Based on the Korean Manhwa (comic book) It's Two People, Ga-in is a happy Korean girl whose seemingly perfect life does a U-turn when at a family wedding the bride (Ga-in's aunt) is thrown by her fiancÚ from a balcony. While recovering, Ga-in's aunt is viciously murdered in her hospital bed by another aunt. More family members end up dead by other family members, and after being haunted by a freakish creature in her dreams, warning her of more murders to come, Ga-in becomes convinced that she's suffering from a curse. Determined to get to the bottom of things, Ga-in is forced to trust no one, not even herself.
Titled 'Du saram-yida' (Someone Behind You) in its native South Korea, VOICES is director/writer Ki-hwan Oh's first whack at the genre. So, what better way to break into the horror genre and the North American market than to sign your film up for the After Dark Horrorfest? Really, it probably wouldn't make it to Cannes. But despite the rather original premise, VOICES unfortunately ends up saying a whole lot of nothing.
For starters, the film looks like almost every other South Korean horror film, in that it's beautifully shot. Many scenes, both the horrific and the mundane, are captured with the varying yet muted colour palette that's quickly becoming the norm for these films. This probably isn't a good thing in the long run, but really, you can't help but take note of it, especially when us Westerners are digging the grungy look, nowadays. Comparably, the violence is plentiful and is captured in the energizing and bloody way that we all go ga-ga over.

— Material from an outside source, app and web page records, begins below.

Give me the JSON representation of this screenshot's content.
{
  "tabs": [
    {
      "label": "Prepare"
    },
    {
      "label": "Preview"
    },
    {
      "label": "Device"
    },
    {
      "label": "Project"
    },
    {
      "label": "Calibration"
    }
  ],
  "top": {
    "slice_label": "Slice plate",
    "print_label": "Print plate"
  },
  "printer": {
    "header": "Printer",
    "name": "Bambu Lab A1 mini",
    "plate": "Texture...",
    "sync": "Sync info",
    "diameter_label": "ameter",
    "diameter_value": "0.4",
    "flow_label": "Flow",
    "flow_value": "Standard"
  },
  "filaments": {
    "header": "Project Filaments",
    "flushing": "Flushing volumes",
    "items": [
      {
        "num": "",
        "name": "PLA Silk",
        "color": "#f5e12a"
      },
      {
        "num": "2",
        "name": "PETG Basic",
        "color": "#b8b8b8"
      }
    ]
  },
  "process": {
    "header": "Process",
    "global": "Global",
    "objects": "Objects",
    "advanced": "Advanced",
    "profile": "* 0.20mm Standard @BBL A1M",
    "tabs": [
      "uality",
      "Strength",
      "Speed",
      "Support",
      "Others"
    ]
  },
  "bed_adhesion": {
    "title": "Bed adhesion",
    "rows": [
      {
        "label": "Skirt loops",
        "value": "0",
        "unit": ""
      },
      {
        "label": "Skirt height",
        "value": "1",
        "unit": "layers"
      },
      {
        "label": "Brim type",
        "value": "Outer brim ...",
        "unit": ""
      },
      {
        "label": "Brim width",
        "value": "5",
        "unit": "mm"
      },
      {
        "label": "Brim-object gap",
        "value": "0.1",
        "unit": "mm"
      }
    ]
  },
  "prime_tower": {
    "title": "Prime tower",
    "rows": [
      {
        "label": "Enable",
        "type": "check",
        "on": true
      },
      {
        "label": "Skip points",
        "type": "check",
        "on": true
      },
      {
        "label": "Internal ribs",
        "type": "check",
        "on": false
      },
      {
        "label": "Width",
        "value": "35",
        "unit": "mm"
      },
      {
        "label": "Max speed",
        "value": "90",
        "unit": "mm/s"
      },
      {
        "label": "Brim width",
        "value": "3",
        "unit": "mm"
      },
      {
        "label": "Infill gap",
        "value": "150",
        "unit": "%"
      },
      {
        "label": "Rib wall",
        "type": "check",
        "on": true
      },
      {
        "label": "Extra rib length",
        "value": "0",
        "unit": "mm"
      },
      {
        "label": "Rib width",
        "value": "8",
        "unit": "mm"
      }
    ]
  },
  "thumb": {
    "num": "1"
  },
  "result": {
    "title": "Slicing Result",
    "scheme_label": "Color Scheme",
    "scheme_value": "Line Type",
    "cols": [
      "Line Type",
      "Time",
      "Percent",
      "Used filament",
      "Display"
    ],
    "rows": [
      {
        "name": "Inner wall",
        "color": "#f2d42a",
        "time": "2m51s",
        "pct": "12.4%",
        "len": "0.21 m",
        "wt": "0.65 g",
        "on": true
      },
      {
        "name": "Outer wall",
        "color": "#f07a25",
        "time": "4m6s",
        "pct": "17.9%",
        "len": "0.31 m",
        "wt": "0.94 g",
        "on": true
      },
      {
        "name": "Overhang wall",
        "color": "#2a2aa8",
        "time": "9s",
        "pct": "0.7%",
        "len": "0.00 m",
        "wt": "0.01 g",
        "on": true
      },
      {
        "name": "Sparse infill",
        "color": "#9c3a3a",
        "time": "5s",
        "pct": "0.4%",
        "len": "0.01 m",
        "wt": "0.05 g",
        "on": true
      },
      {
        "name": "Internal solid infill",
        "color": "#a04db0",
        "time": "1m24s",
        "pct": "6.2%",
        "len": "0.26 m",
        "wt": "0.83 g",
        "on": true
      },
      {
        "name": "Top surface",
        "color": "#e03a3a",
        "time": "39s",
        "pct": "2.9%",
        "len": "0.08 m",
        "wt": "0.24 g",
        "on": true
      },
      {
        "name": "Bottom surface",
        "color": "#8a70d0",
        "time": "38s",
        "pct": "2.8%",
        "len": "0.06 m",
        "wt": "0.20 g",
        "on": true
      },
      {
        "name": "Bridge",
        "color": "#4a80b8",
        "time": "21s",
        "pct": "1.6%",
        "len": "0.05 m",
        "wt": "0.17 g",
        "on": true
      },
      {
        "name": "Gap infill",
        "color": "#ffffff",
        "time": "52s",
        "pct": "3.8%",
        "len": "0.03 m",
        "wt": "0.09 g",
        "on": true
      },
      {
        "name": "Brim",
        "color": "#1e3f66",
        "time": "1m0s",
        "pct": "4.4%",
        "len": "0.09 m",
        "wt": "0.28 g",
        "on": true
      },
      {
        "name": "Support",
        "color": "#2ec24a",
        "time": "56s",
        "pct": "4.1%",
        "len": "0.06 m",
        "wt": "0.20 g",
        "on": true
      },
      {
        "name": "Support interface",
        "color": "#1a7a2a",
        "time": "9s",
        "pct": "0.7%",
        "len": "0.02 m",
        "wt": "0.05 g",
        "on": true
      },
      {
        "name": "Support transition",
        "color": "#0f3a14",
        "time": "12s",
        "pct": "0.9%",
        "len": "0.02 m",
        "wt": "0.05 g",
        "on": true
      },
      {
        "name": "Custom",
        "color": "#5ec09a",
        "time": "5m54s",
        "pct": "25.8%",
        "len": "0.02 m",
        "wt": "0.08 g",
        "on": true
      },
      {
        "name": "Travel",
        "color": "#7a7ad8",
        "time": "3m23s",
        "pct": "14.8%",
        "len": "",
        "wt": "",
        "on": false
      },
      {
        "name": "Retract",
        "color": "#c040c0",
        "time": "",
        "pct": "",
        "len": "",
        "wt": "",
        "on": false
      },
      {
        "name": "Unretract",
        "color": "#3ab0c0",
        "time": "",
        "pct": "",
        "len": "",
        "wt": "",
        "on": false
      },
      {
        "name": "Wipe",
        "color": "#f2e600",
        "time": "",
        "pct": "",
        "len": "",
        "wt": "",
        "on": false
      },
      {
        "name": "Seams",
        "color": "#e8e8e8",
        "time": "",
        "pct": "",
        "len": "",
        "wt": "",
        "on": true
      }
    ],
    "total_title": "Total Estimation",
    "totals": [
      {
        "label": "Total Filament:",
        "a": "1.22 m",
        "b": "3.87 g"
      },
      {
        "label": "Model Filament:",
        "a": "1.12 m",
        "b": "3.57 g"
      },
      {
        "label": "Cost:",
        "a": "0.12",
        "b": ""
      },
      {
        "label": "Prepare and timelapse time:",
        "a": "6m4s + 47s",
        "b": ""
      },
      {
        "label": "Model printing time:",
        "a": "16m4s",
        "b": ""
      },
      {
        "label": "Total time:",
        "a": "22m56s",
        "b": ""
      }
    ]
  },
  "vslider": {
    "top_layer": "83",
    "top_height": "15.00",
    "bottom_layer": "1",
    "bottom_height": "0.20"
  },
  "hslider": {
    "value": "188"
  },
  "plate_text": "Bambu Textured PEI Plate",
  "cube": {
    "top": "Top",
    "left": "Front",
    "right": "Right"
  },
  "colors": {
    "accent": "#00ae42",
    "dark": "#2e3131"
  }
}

The other thing that piqued by interest was the somewhat new take on the whole 'curse' thing. Instead of watching a video or entering a house where a guy whacked his family, you get hexed by a little thing called jealousy (or is it anger?). Piss somebody off, you get that somebody trying to jab scissors into your face. It's all helped by the fact that Ga-in comes across as a likable and deep character.
Unfortunately, the film falls apart soon after it gets going, and whether due to some questionable writing or if something was lost in translation, VOICES starts blabbing incoherently as a story. As I said, I wasn't sure if it was jealousy or anger that sets folks off in the film, due to a lack of a clear explanation. Furthermore, at the start you're led to think that Ga-in's curse is contained within her family, but then the thing turns into a curse that seems to be inherited by Ga-in, where anyone so much as looks at her wrong gets the inkling to kill her. Then the thing switches again into a friggin' pandemic.
Eventually, VOICES turns into a by-the-numbers Asian horror flick involving curses. The soundtrack (TALE OF TWO SISTERS, anyone?), the characters (Asian schoolgirls?), the twists (that would be telling), the build-ups and so on all feel old and have all been seen before. It's sort of like the Western film equivalent of remakes/reboots, where everyone and their dog have a remake on the go, and try as they might, end up becoming making an addition to the lineup of me-too films that bring nothing new to the table. I have to wonder how long until VOICES gets its Stateside remake...
Video: Presented in 2.35:1 anamorphic widescreen, the film looks spot on. Details for the most part were pretty good, although deliberate or not, some scenes were a bit on the soft side. Stylistically, the colour palatte varies from strong to muted, and was great either way. There are a few instances of ghosting and some grain, but you'd be stretched to point it out to a non-discerning viewer.
Audio: No dubbing here. We get the original Korean Dolby Digital 5.1 surround track, which sounds great (even if I don't speak Korean). You get the gradual crescendos helping to up the tension, as well as the more sudden loud cues from the score. Don't worry, we do get optional English subtitles.
The only extra involves the return of the Ms. Horrorfest Webisodes, which feature some moderately attractive goth chicks vying for the title of Ms. Horrorfest by doing various competitions. Yeah, I don't know why, either.
As with the other releases this year, VOICES gets a lenticular slipcase featuring its onesheet, which fittingly seems familiar.
VOICES could've been a nice spin, but unfortunately disappears into the mire of being just another horror film from Asia, with nothing new being brought to the dance. Taking the same characters, music and basic premise as you've seen before, and add to that holes in the plot regarding just what exactly the origin of the curse is, you won't see anything new or understand just what the real deal is. It's not a bad film, but it's been done before, and much better.